• **Problem details**: Across the listing below, how many lines hold "username"? Reply with the number by itself.

• **Data for processing**:
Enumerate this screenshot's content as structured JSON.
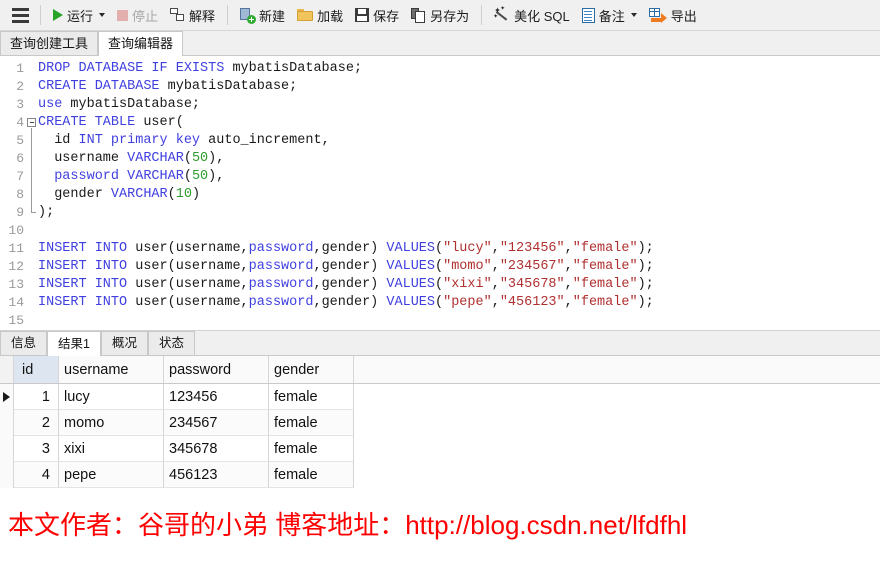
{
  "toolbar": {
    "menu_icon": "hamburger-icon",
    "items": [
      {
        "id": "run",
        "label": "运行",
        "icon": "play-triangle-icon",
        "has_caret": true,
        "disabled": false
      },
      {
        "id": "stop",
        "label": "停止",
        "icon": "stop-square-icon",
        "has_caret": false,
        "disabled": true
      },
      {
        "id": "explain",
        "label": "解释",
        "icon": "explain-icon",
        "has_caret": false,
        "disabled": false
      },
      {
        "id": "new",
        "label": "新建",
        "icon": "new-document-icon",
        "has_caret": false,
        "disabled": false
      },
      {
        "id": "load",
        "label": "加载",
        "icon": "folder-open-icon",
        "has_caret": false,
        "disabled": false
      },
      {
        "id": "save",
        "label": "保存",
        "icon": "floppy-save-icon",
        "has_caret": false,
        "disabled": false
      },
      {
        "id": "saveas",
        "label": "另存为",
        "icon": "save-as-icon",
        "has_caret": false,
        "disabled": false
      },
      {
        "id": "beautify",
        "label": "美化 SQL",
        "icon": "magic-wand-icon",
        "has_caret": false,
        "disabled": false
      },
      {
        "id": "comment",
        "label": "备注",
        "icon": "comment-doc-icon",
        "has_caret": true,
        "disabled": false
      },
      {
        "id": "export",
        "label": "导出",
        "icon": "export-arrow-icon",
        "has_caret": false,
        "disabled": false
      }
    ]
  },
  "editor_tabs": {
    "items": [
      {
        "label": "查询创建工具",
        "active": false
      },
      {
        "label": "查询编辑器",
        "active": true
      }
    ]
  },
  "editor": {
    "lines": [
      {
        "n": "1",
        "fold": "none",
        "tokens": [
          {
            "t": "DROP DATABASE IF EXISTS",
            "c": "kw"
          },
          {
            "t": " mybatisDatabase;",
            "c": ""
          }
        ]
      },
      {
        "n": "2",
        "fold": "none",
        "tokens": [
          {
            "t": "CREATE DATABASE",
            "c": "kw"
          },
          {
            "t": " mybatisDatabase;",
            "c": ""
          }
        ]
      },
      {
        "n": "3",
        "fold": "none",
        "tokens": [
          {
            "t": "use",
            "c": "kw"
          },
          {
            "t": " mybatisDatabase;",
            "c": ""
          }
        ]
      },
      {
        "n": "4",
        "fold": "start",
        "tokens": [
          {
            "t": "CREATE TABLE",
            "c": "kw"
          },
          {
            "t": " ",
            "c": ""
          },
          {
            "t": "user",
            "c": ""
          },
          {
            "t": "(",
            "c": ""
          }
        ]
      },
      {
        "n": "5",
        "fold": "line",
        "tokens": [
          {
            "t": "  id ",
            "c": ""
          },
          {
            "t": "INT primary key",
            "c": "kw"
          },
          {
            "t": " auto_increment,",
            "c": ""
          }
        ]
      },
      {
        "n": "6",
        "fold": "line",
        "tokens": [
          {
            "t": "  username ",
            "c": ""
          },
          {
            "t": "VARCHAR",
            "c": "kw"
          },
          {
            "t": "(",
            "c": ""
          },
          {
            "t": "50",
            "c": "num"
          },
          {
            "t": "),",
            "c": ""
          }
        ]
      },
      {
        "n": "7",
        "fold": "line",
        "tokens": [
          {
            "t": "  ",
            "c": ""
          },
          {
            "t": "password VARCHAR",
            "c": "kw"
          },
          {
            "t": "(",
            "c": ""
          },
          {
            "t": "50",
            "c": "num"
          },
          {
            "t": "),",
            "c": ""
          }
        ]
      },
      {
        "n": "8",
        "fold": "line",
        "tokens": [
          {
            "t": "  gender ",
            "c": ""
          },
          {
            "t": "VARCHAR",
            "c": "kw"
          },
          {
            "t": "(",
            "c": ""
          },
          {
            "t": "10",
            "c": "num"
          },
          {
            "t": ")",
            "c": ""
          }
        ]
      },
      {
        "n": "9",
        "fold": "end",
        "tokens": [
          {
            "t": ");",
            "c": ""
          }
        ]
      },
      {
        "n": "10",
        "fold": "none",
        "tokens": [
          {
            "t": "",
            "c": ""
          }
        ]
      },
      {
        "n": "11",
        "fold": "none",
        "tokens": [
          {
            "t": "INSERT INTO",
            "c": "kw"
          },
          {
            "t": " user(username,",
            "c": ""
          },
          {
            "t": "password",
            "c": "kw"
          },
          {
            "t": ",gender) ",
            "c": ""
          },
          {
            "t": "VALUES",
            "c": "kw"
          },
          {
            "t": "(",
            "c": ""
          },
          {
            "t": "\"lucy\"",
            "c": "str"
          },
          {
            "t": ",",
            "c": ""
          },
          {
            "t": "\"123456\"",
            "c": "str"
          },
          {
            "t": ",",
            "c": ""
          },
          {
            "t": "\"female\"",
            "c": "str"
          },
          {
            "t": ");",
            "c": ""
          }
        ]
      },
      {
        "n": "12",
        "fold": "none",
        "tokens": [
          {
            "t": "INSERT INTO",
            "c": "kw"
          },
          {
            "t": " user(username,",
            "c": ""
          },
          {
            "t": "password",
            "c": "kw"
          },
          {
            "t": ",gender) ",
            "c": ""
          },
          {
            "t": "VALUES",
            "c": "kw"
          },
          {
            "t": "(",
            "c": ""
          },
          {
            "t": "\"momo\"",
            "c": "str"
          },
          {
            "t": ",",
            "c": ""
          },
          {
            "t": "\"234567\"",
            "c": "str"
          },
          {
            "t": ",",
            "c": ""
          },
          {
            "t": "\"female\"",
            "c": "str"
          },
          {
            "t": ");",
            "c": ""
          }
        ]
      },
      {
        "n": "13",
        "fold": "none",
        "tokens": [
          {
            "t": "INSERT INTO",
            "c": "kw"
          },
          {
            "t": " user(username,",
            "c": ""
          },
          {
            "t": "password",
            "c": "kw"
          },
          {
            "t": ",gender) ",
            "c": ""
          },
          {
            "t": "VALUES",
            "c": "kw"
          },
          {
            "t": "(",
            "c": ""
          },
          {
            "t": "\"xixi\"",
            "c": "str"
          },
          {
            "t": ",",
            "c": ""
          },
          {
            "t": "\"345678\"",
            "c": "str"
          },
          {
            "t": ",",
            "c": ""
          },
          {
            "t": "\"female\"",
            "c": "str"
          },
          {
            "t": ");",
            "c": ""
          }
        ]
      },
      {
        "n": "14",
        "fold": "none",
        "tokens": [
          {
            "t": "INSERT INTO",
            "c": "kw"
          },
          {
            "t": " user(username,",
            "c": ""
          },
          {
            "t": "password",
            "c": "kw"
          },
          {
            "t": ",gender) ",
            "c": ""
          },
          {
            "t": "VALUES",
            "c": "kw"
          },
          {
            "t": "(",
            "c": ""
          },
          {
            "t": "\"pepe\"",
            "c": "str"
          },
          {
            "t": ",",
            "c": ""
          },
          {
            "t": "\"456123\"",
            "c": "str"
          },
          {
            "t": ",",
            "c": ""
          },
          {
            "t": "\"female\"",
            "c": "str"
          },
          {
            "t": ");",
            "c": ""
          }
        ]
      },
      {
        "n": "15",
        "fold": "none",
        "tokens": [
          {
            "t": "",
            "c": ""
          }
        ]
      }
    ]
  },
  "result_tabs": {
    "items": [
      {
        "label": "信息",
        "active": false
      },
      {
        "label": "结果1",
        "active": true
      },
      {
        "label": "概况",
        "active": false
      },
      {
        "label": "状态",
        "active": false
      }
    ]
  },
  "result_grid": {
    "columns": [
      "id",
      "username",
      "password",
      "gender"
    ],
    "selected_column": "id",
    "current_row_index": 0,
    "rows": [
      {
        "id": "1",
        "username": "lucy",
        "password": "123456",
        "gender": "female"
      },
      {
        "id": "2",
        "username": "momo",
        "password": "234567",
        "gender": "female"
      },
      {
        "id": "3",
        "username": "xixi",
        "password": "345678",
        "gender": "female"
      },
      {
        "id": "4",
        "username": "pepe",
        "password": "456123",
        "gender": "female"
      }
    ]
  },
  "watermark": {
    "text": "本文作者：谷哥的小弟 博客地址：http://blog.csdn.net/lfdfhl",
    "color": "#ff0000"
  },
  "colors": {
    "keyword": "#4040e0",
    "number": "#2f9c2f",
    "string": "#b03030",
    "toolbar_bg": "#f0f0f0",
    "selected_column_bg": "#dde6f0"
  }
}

• **Exercise solution**: 10